Why to use these? To get a handle on a topic new to you written by an expert on it. To see how you might break a topic down into a more doable paper, or to enlarge a topic. To read a little about a topic, if you only need a little information about it. To find further reading references on a topic recommended by an expert on that subject.
Click to enter the resource, then type New Cambridge Medieval History into the search box in upper right of screen. This brings up the latest edition of each volume, a monumental synthesis of medieval history arranged by chronological period. We also have copies of the paper volumes, New Cambridge Medieval History in Main at D 117 .N48 1995 v. 1-7.
Handbook of Medieval Studies: Terms, Methods, Trends
Main D 116 .H37 2010 v. 1-3
Volume one and two have alphabetically arranged, topical bibliographical essays, with select bibliographies at articles' conclusions. Volume two also has bibliographical essays on a series of important terms in today's medieval studies such as gestures, laughter, ritual and performance, also with bibliographies. Volume two also has bibliographical essays on different medieval textual genres, such as bibles, charters, financial and tax reports, also with bibliographies. V. 3 continues the essays on textual genres and has bio-bibliographical essays on 19th and 20th century scholars of the Middle Ages with bibliographies. Best to read through the entries in the tables of contents. All the articles are written by scholars in the medieval studies field. Overall editor is Albrecht Classen, professor of German studies, University of Arizona. Emphasis is continental Europe.
Handbook of Medieval Culture
Ref. CB 351 .H227 2015 v. 1-3
Overall editor is Albrecht Classen, same as above work, so emphasis is more on continental Europe. Alphabetical arrangement of lengthy bibliographical essays on a wide range of topics, such as hell, horses, hunting, illness, languages, law, love, medicine, money, monsters, to name just a few. Best to read through the table of contents pages. About half of the third volume is a bibliography of primary and secondary sources, each arranged alphabetically without annotations. Articles by scholars in the field.

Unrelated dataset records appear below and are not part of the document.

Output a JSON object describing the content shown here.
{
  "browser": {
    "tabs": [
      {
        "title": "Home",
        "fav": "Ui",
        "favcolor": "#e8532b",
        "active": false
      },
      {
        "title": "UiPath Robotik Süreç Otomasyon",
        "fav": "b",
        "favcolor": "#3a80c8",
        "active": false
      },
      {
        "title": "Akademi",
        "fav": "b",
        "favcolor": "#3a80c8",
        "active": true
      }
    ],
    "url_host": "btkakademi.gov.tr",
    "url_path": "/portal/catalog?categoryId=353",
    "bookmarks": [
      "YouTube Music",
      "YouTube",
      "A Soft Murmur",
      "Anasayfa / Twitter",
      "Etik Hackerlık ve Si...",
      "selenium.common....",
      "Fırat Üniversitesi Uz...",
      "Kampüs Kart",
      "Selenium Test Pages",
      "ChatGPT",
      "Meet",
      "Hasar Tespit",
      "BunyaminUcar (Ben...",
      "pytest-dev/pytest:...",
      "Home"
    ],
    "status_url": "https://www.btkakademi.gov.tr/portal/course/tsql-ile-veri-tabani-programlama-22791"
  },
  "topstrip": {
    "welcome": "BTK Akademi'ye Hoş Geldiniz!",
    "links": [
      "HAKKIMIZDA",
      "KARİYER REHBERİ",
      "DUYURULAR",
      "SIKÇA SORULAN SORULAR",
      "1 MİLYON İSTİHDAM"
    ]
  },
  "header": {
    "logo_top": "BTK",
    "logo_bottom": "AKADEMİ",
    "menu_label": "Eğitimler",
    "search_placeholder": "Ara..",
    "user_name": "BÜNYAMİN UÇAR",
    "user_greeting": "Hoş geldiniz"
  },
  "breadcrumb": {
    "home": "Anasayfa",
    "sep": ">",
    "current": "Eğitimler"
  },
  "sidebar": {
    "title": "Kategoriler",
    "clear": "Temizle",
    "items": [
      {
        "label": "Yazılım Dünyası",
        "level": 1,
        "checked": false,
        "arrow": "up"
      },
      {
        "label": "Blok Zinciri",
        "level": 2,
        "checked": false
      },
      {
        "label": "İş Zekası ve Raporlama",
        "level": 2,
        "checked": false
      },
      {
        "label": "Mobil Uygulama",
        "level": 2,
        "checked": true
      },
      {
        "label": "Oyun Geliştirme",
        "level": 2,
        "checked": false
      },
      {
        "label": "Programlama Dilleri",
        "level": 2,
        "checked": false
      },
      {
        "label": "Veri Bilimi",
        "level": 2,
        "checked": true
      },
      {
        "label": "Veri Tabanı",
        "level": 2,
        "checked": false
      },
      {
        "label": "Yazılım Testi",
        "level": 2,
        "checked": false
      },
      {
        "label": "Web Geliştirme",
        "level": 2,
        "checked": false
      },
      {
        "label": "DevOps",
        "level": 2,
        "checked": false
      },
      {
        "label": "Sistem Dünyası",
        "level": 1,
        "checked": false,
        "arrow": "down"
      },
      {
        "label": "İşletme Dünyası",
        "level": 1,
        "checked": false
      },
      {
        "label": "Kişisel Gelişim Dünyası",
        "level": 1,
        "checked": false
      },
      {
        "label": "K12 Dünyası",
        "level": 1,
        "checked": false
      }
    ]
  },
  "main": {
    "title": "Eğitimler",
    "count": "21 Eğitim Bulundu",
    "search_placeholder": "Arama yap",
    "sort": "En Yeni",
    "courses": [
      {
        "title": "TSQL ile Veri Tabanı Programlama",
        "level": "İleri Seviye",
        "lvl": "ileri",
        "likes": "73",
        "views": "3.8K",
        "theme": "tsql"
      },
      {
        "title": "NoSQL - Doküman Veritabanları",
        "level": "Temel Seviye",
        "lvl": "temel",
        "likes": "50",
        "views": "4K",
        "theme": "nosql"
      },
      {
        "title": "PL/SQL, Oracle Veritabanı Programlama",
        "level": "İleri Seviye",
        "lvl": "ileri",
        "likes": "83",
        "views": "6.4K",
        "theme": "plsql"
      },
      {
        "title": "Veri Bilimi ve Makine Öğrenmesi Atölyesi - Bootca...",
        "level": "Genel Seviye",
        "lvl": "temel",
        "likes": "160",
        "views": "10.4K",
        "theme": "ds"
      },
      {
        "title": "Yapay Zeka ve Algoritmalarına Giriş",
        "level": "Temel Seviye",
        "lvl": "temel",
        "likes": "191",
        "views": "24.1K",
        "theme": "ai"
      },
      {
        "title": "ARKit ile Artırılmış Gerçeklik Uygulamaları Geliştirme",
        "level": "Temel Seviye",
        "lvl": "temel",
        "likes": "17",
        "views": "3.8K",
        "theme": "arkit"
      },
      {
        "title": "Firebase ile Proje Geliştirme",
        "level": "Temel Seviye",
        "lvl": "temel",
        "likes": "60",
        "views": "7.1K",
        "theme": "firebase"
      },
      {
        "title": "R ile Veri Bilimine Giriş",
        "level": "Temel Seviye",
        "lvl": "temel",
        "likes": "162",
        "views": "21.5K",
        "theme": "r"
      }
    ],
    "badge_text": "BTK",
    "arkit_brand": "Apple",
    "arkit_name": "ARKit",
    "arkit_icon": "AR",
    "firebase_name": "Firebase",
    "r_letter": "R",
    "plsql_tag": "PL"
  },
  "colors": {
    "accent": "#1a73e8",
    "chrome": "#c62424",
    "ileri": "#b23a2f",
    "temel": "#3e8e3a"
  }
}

Ref. HN 373 .E63 2001 v. 1-5
Covers only the latter portion of the Middle Ages. V. 1 has table of contents for all volumes, showing the articles contained in each. V. 2 has a section "rural life," with articles on agriculture, land tenure, serfdom: Western Europe, peasant and farming villages. V. 3 has ssection "social structure" with articles on peasants and rural laborers. These articles are extensive and have a bibliography at the end. Signed entries by scholars.
Encyclopedia of the Middle Ages
Ref. D 114 .E53 2000 v. 1-2
Articles vary in length from a paragraph to a couple of pages, are signed, by scholars, and have a short bibliography for further reading at the ends. Topics, places, events, people. Online version (2006 edition)
Main D 117 .O92 2010 v. 1-4
This is a brand new work in 2010, intended to replace the 13 v. Dictionary of the Middle Ages published in the early 1980s. We offer it both online and in paper.
Historical Dictionary of Late Medieval England, 1272-1485
Main DA 175 .H56 2002
Goal is to synthesize the scholarship on the Middle Ages, emphasizing "political religious, constitutional, and military aspects of English history during the late Middle Ages. At the same time, topics dealing with social, economic, cultural and intellectual history have been included...." Further reading references, plus extensive bibliography at the end of the book; see esp. pp. 618-20. Signed articles, by scholars.
Medieval England, an Encyclopedia
Ref. DA 129 .M43 1998
"[This] is an introduction to the society and culture of England from the coming of the Anglo-Saxons in the 5th century through the accession of the Tudor dynasty (1485) and the turn of the 16th century." Articles on topics, places, persons, events, are signed, by scholars. Bibliographical references.
Oxford Companion to British History
Main DA 34 .O93 1997
Very short articles, unsigned, no further reading references. High quality publisher, though. Both paper and online versions available.
Companion to Britain in the Later Middle Ages
Main DA 175 .C598 2003
A "companion" in the sense of guidebook, meaning chapters on various topics authored by individual scholars: land and people; women and gender; economy and society; law, society and the state; religion and piety; education and society; culture and society, etc. Large bibliography of secondary sources at the end.
See pp. 324-355 of v. 1 for women in the medieval period.